When I rejoined in 2011, as usual, I got that nice welcome email, showing how great the community was etc. And it indeed was a great community. Soon after, I got another email, saying that couchsurfing was no longer non-profit, but it didn’t mean it was for-profit. Quite a heart-warming email from the co-founder.

Here is a copy of the main point of the email that still shocks me:


Just because we’re not a non-profit doesn’t mean we’re actually “for” profit. CouchSurfing is not for sale, and money is not our goal. We recognize that the community is what makes this movement real and supporting it is what our organization is here for. Everyone on our staff is a CouchSurfing member, and we want to keep it that way.


Well, fair enough… since thousands of us donated money, I am ok with no one capitalizing from our donations.

Again, not soon after this email was sent, this time with no email sent to members, CS became a for-profit company.

In my view, this is what happened:

  1. While still a non-profit, they accepted donations, both through money and goodwill of people, and managed to build quite a big operation;
  2. The non-profit, which was built with donation money and marketing done with its thousands of ambassadors/users who dedicated their time to organize events etc, became full-on for-profit and got massive injections of capital from venture capitalists;
  3. They ruined the website and absolutely destroyed community.

Ever since these changes happened, CS has been accused of censorship (don’t you mention BeWelcome in their website, otherwise you will have your account deleted!), amongst several other things.

I am still part of the community… but bringing my business elsewhere. I don’t think it is fair for a company to capitalize on the kindness of others. Take your favourite charity: Would you be ok if, after years of service, it got privatized and made a fortune?

Beer Economics Review: Amazon Beer Stout Açaí

I am not sure if this is a good idea, but I will publish a quick beer review worth of notice.

My girlfriend, who travels a lot, gave me several beers from local breweries from different parts of Brazil, which is great! Yesterday, we decided to drink it and, my God, what a tasty beer!

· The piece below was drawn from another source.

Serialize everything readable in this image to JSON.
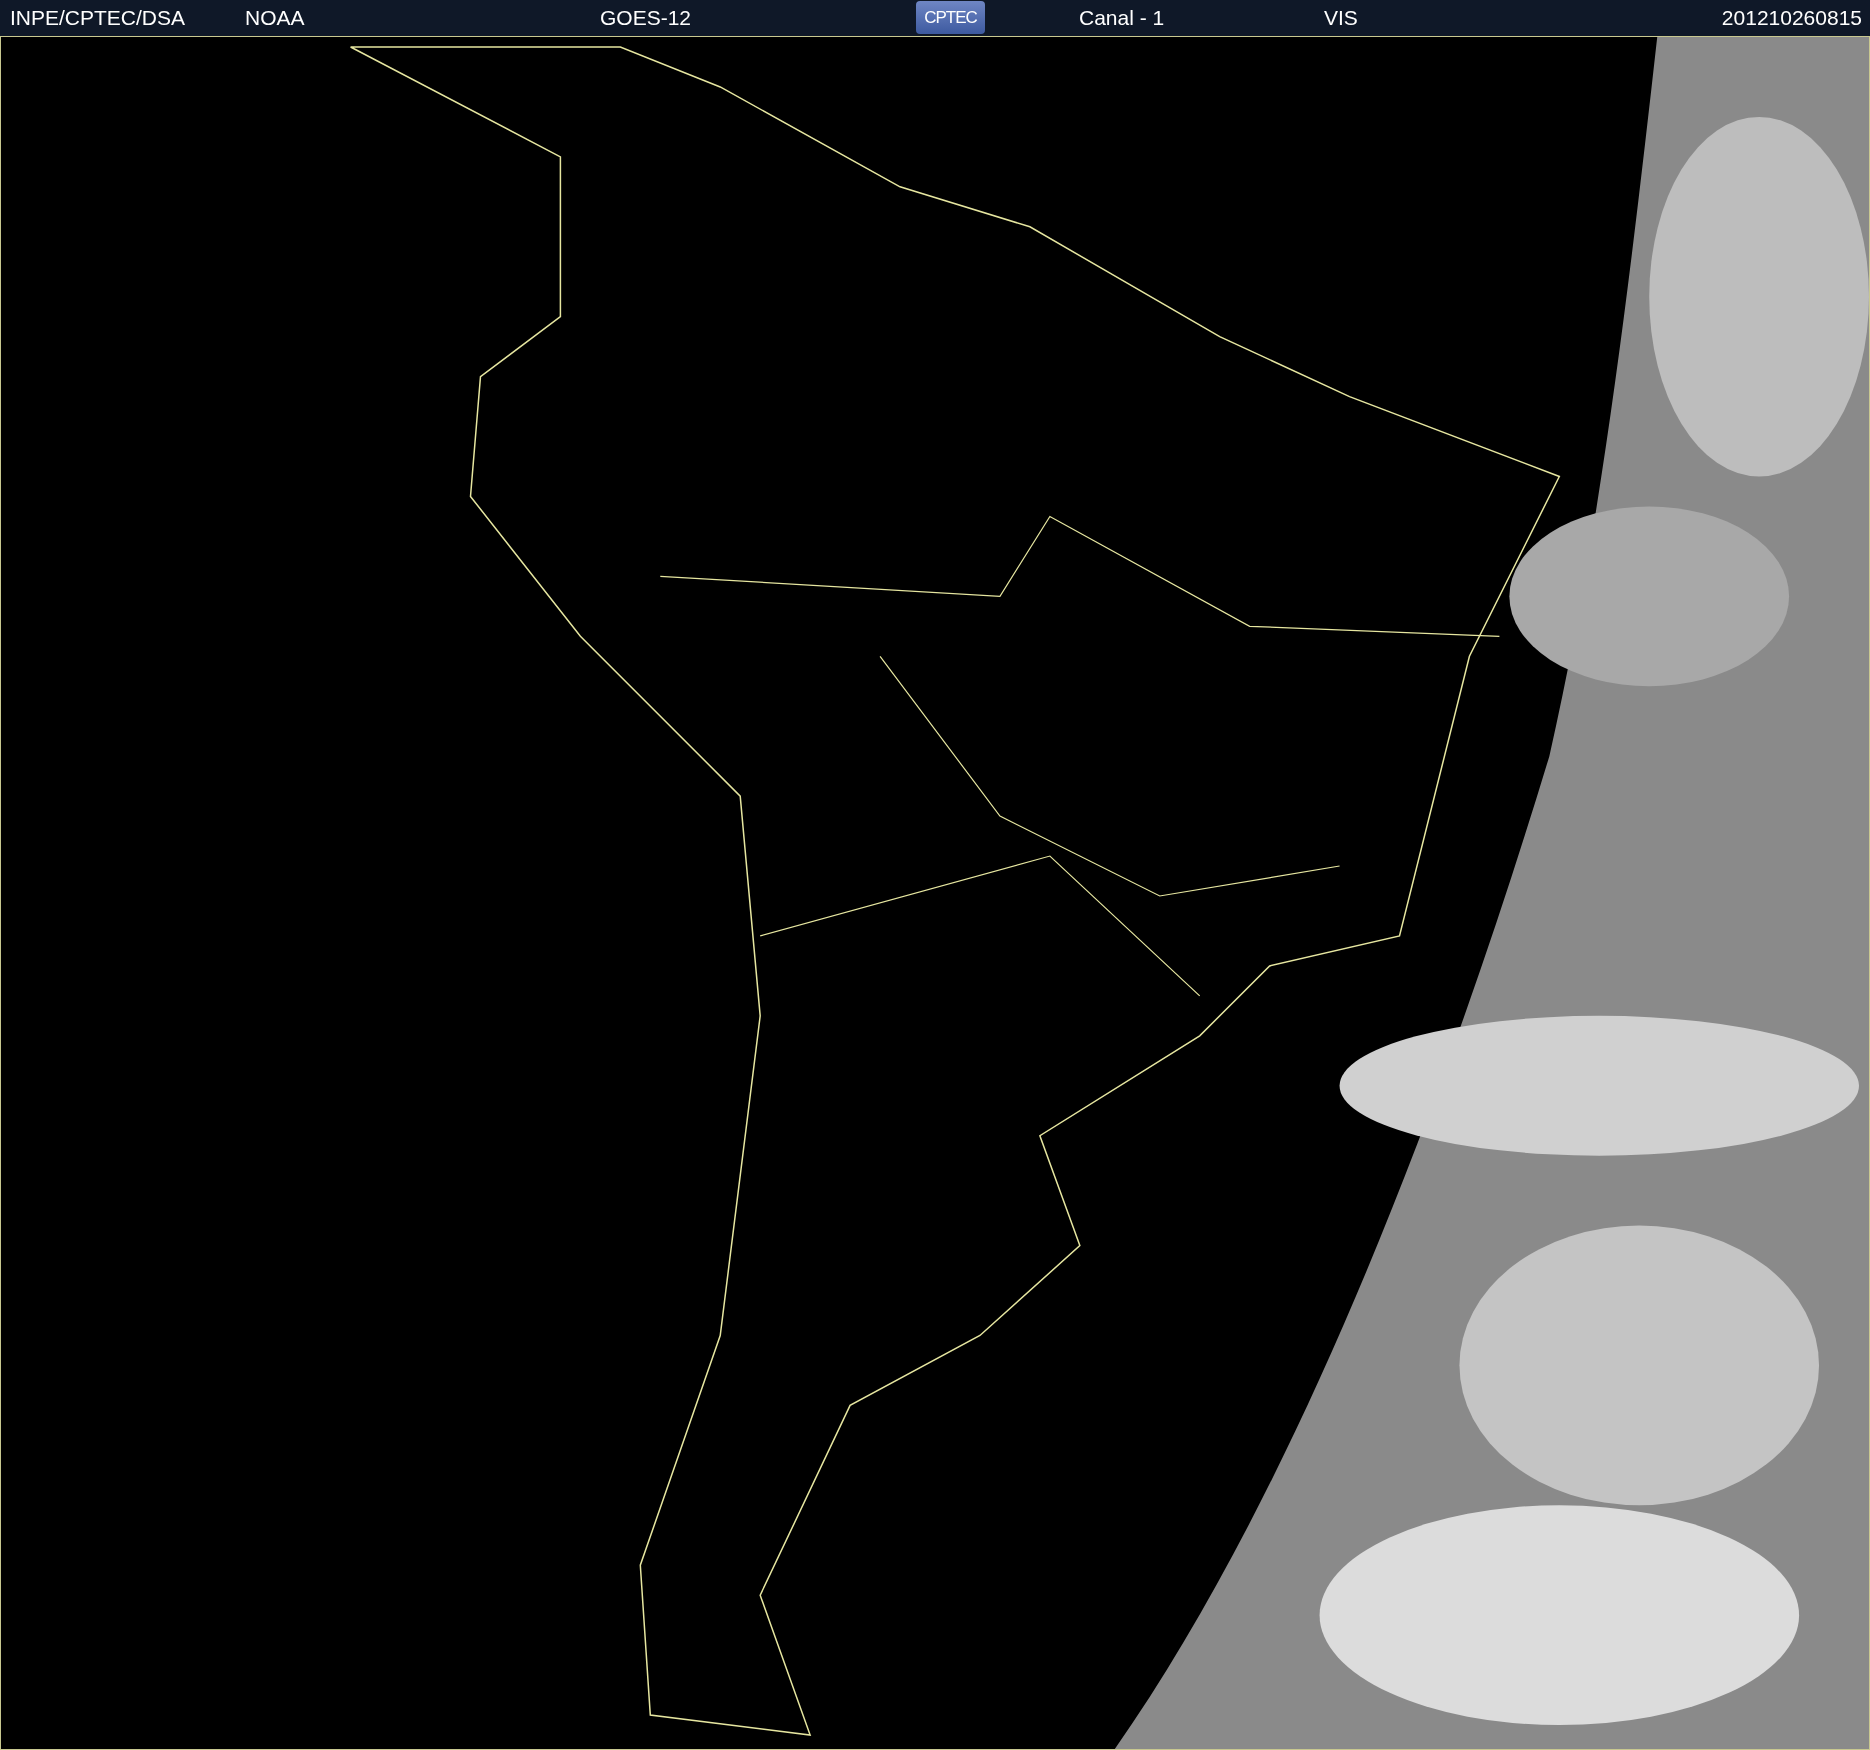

I am no beer connoisseur, but I can appreciate a good beer. And I guess it would have won the title of best beer in Brazil! It is quite subtle, coffee-y taste with not much taste of Açaí, still with a relatively high alcohol content. I wouldn’t expect the extremely hot city of Belem to have been able to produce high quality stout, of all beers, but they did the job! If you know anything about brewing, fermenting at constant, relatively low temperature is crucial, as temperature fluctuation can damage the overall body and taste of the beer. Belem do Para is the largest Brazilian city near the Equator with temperatures averaging around 28C throughout the year. It’s located at the Amazon River Delta and, adding all these factors up, it makes it one of the most humid cities on Earth. All these factors make Belem a nightmare for brewers (and for people to cope with the heat too).

Controlling the brewing temperature must cost the brewery a small fortune on heat belts, AC units etc. Also, everything (except the Açaí and water) must be imported, since the city’s climate is unfavourable for the growth of any of the raw products necessary to produce the simplest beers. All of this is reflected in the price. A 330ml bottle can cost you up to £5. These prices are also not compatible with the means of the average Brazilian, so you can only find it for sale in speciality shops and fancy restaurant, which is a pity.

With a GDP per capita of £3809 (£317/month), and 75% of the population living below that line, most of the population won’t be able to afford one single bottle of this lovely beer.

Well, that’s free capitalism for you! A city, which in my opinion, overcame all the difficulties of brewing a quality product, managed to produce something unique, but only for a selected few.

Now that I have calmed down, I can conclude. It’s a very good beer.